    So, if I were you, I would first try #1, then #3 (if you can stomach it), then peer-to-peer lending.

    • admin
      Posted March 6, 2013 at 3:17 pm | Permalink

      The plan would be to save up ~$25k and buy the next house with cash, no mortgage needed.

  7. lurker
    Posted March 2, 2013 at 10:06 am | Permalink

    do your tenants pay their own heat and electric? sorry if you already answered this elsewhere.

    • admin
      Posted March 6, 2013 at 3:17 pm | Permalink

      They do. I pay water/sewer and taxes.

  8. Posted March 2, 2013 at 8:43 pm | Permalink

    I would recommend being entrepreneurial. The returns on a tight, well-run small business in a high ROI niche market beats any real estate or stock market investments in my experience. Cheers!

    • admin
      Posted March 6, 2013 at 3:19 pm | Permalink

      Thanks for the inspiration Josh.

  9. Betty
    Posted March 8, 2013 at 8:09 pm | Permalink

    Wow, I see you have done some house cleaning. :)
    I like what you have done with the place or, should
    I say space. ;)

  10. Kenneth
    Posted March 12, 2013 at 11:39 am | Permalink

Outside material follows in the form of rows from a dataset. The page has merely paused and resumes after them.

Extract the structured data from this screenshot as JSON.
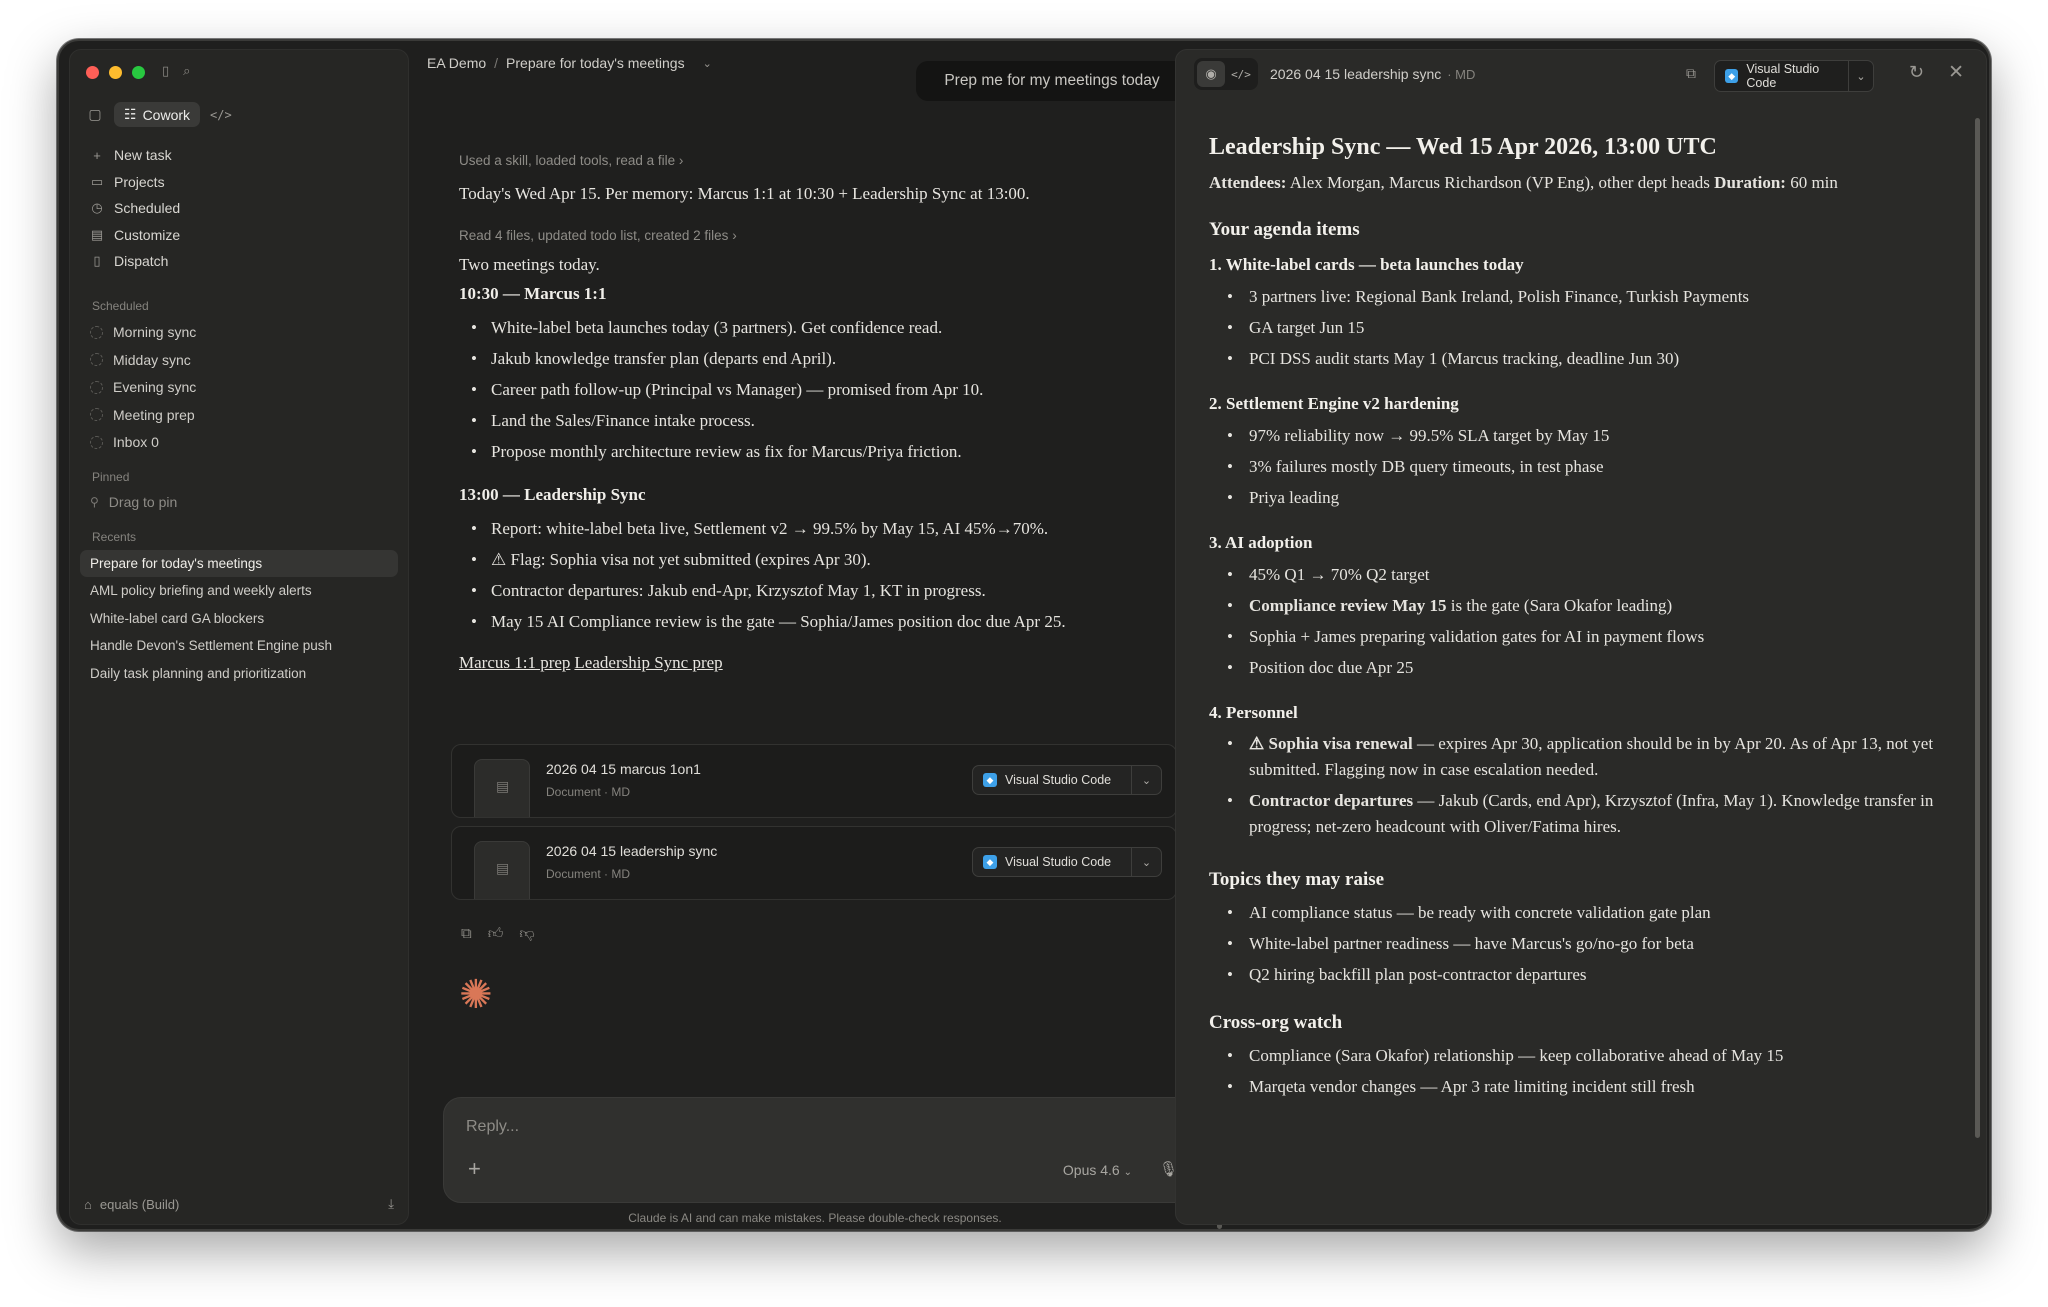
{
  "sidebar": {
    "mode_label": "Cowork",
    "nav": [
      {
        "icon": "plus-icon",
        "label": "New task"
      },
      {
        "icon": "folder-icon",
        "label": "Projects"
      },
      {
        "icon": "clock-icon",
        "label": "Scheduled"
      },
      {
        "icon": "customize-icon",
        "label": "Customize"
      },
      {
        "icon": "phone-icon",
        "label": "Dispatch"
      }
    ],
    "scheduled_label": "Scheduled",
    "scheduled": [
      "Morning sync",
      "Midday sync",
      "Evening sync",
      "Meeting prep",
      "Inbox 0"
    ],
    "pinned_label": "Pinned",
    "pinned_hint": "Drag to pin",
    "recents_label": "Recents",
    "recents": [
      "Prepare for today's meetings",
      "AML policy briefing and weekly alerts",
      "White-label card GA blockers",
      "Handle Devon's Settlement Engine push",
      "Daily task planning and prioritization"
    ],
    "footer_label": "equals (Build)"
  },
  "chat": {
    "breadcrumb_root": "EA Demo",
    "breadcrumb_sep": "/",
    "breadcrumb_current": "Prepare for today's meetings",
    "user_message": "Prep me for my meetings today",
    "tool_line_1": "Used a skill, loaded tools, read a file",
    "intro": "Today's Wed Apr 15. Per memory: Marcus 1:1 at 10:30 + Leadership Sync at 13:00.",
    "tool_line_2": "Read 4 files, updated todo list, created 2 files",
    "summary": "Two meetings today.",
    "meeting1_title": "10:30 — Marcus 1:1",
    "meeting1_bullets": [
      "White-label beta launches today (3 partners). Get confidence read.",
      "Jakub knowledge transfer plan (departs end April).",
      "Career path follow-up (Principal vs Manager) — promised from Apr 10.",
      "Land the Sales/Finance intake process.",
      "Propose monthly architecture review as fix for Marcus/Priya friction."
    ],
    "meeting2_title": "13:00 — Leadership Sync",
    "meeting2_bullets": [
      "Report: white-label beta live, Settlement v2 → 99.5% by May 15, AI 45%→70%.",
      "⚠ Flag: Sophia visa not yet submitted (expires Apr 30).",
      "Contractor departures: Jakub end-Apr, Krzysztof May 1, KT in progress.",
      "May 15 AI Compliance review is the gate — Sophia/James position doc due Apr 25."
    ],
    "link_1": "Marcus 1:1 prep",
    "link_2": "Leadership Sync prep",
    "files": [
      {
        "name": "2026 04 15 marcus 1on1",
        "meta": "Document · MD",
        "open_label": "Visual Studio Code"
      },
      {
        "name": "2026 04 15 leadership sync",
        "meta": "Document · MD",
        "open_label": "Visual Studio Code"
      }
    ],
    "composer_placeholder": "Reply...",
    "model_label": "Opus 4.6",
    "disclaimer": "Claude is AI and can make mistakes. Please double-check responses."
  },
  "doc": {
    "title": "2026 04 15 leadership sync",
    "type": "· MD",
    "open_label": "Visual Studio Code",
    "h1": "Leadership Sync — Wed 15 Apr 2026, 13:00 UTC",
    "attendees_label": "Attendees:",
    "attendees_value": "Alex Morgan, Marcus Richardson (VP Eng), other dept heads",
    "duration_label": "Duration:",
    "duration_value": "60 min",
    "agenda_title": "Your agenda items",
    "sec1_title": "1. White-label cards — beta launches today",
    "sec1_bullets": [
      "3 partners live: Regional Bank Ireland, Polish Finance, Turkish Payments",
      "GA target Jun 15",
      "PCI DSS audit starts May 1 (Marcus tracking, deadline Jun 30)"
    ],
    "sec2_title": "2. Settlement Engine v2 hardening",
    "sec2_bullets": [
      "97% reliability now → 99.5% SLA target by May 15",
      "3% failures mostly DB query timeouts, in test phase",
      "Priya leading"
    ],
    "sec3_title": "3. AI adoption",
    "sec3_b1": "45% Q1 → 70% Q2 target",
    "sec3_b2_bold": "Compliance review May 15",
    "sec3_b2_rest": " is the gate (Sara Okafor leading)",
    "sec3_b3": "Sophia + James preparing validation gates for AI in payment flows",
    "sec3_b4": "Position doc due Apr 25",
    "sec4_title": "4. Personnel",
    "sec4_b1_bold": "⚠ Sophia visa renewal",
    "sec4_b1_rest": " — expires Apr 30, application should be in by Apr 20. As of Apr 13, not yet submitted. Flagging now in case escalation needed.",
    "sec4_b2_bold": "Contractor departures",
    "sec4_b2_rest": " — Jakub (Cards, end Apr), Krzysztof (Infra, May 1). Knowledge transfer in progress; net-zero headcount with Oliver/Fatima hires.",
    "topics_title": "Topics they may raise",
    "topics": [
      "AI compliance status — be ready with concrete validation gate plan",
      "White-label partner readiness — have Marcus's go/no-go for beta",
      "Q2 hiring backfill plan post-contractor departures"
    ],
    "crossorg_title": "Cross-org watch",
    "crossorg": [
      "Compliance (Sara Okafor) relationship — keep collaborative ahead of May 15",
      "Marqeta vendor changes — Apr 3 rate limiting incident still fresh"
    ]
  }
}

    I think you need two more rentals. At $530 discretionary now, want to get to $1,500 discretionary. Good rule of thumb is to reserve one quarter of the rent for maintenance and turnover. So $900 rent on each succeeding place nets you $675 a month. $530 + $675 is $1,205 discretionary. You’ll need a fourth rental, but I’d do it one at a time. Work for 6 months, then work your magic to rehab and get it rented. Take a little break. Then one final shot of another 6 months, rinse, repeat and you should be set for life with $1,890 discretionary. You are young enough, you can do this! I’m 63 and am still working, because I was not smart like you are, plus I had 4 kids. Two more years, and I’ll be done with $3,500 discretionary.

  11. anomie
    Posted March 27, 2013 at 10:29 pm | Permalink

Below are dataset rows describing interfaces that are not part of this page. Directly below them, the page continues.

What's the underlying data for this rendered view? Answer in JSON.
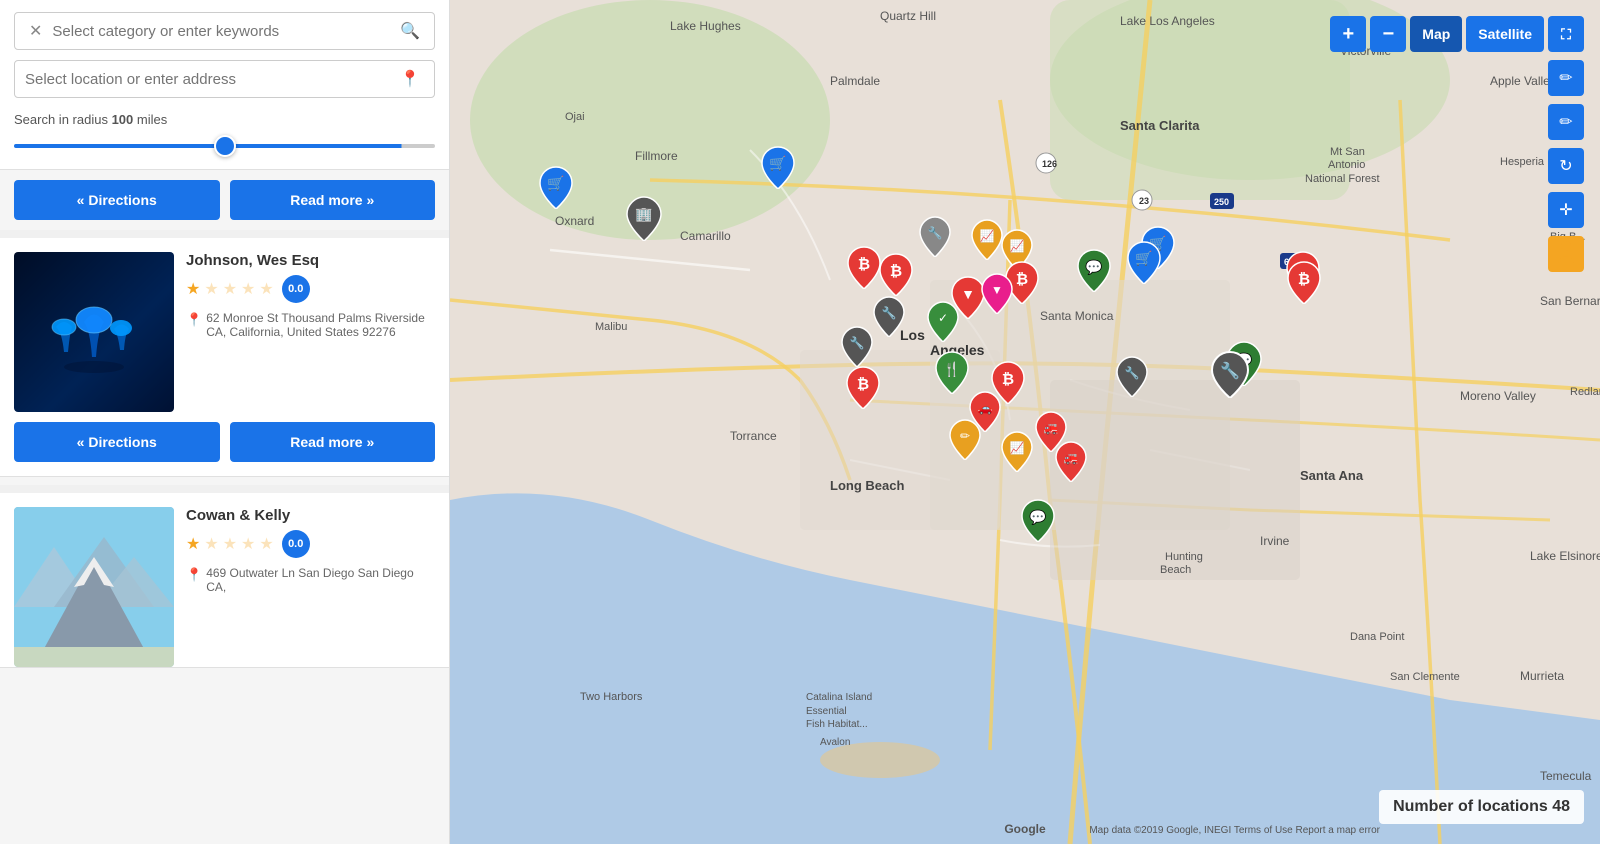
{
  "search": {
    "keyword_placeholder": "Select category or enter keywords",
    "location_placeholder": "Select location or enter address",
    "radius_label": "Search in radius",
    "radius_value": "100",
    "radius_unit": "miles"
  },
  "buttons": {
    "directions_label": "« Directions",
    "read_more_label": "Read more »",
    "read_more_label2": "Read more »",
    "map_label": "Map",
    "satellite_label": "Satellite",
    "zoom_in": "+",
    "zoom_out": "−"
  },
  "listings": [
    {
      "id": "listing-1",
      "name": "Johnson, Wes Esq",
      "rating": "0.0",
      "stars": 0,
      "address": "62 Monroe St Thousand Palms Riverside CA, California, United States 92276",
      "image_type": "mushroom"
    },
    {
      "id": "listing-2",
      "name": "Cowan & Kelly",
      "rating": "0.0",
      "stars": 0,
      "address": "469 Outwater Ln San Diego San Diego CA,",
      "image_type": "mountain"
    }
  ],
  "map": {
    "location_count_label": "Number of locations",
    "location_count": "48",
    "google_label": "Google",
    "terms_label": "Map data ©2019 Google, INEGI   Terms of Use   Report a map error"
  }
}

    best wishes. landlording is apparently a profitable enterprise.

    MMM talks about being a landlord …

  12. Jack
    Posted April 17, 2013 at 5:53 pm | Permalink

    Recently found this blog, and man, our thoughts are aligned on so many topics (jobs, work, money, commuting, all of it). I love video games as well.

    I have a real estate/construction-related question. I am interested in doing a rehab project myself. I’d like to pick up a really bad property, gut it, and turn it into a quality project, including wiring, plumbing, h-vac.

    My problem is the lack of recent real-world experience. When I was young I was handy, helped build garages, do some electrical, sheetrock, insulating, framing. Knew my way around tools (saws, levels, lines, plumb bobs, squares, etc.). But the skills have evaporated in the last 20 years. So, do you have any advice or reference materials we can use to help us on a bottom-to-top, soup-to-nuts renovation project? Is there a “renovation bible” you found helpful or instructive?

    Reason for wanting to do this is to (a) learn, (b) build something with care and quality, even if it means less profit, and (c) a little side-business. I want to be better than the “flipper” who puts minimal work into a place and then dumps a problem property onto a hapless buyer. I want to do quality work.

  13. Posted May 2, 2013 at 11:25 pm | Permalink

    You are living the dream that I hope to live some day. I hope to one day have a couple of rental properties to call my own. One of them for weekends, events etc listed on a site like and the other one as just a regular rental property. I wish you the best of luck in getting your third rental property.

  14. Johnny Aloha
    Posted May 7, 2013 at 9:24 pm | Permalink

    I found this site through MMM and really enjoy it – thanks.

    Would you be interested in being a partner on a house? I buy it and own it, but you do the rehab and make some money. Could be a win-win for both.

  15. Jacqueline J. Young
    Posted May 23, 2013 at 7:03 am | Permalink

    Your idea is pretty neat and good I might say. I thank you for sharing some executable tips for earning extra income by being smart. But I will tell you house and apartment are hard to maintain, but when you invest in binary options as to what was stated in ioption broker review sites the returns you can get have endless possibilities (excluded the maintenance fee, and the vacancy thing) you can earn without some of those headaches.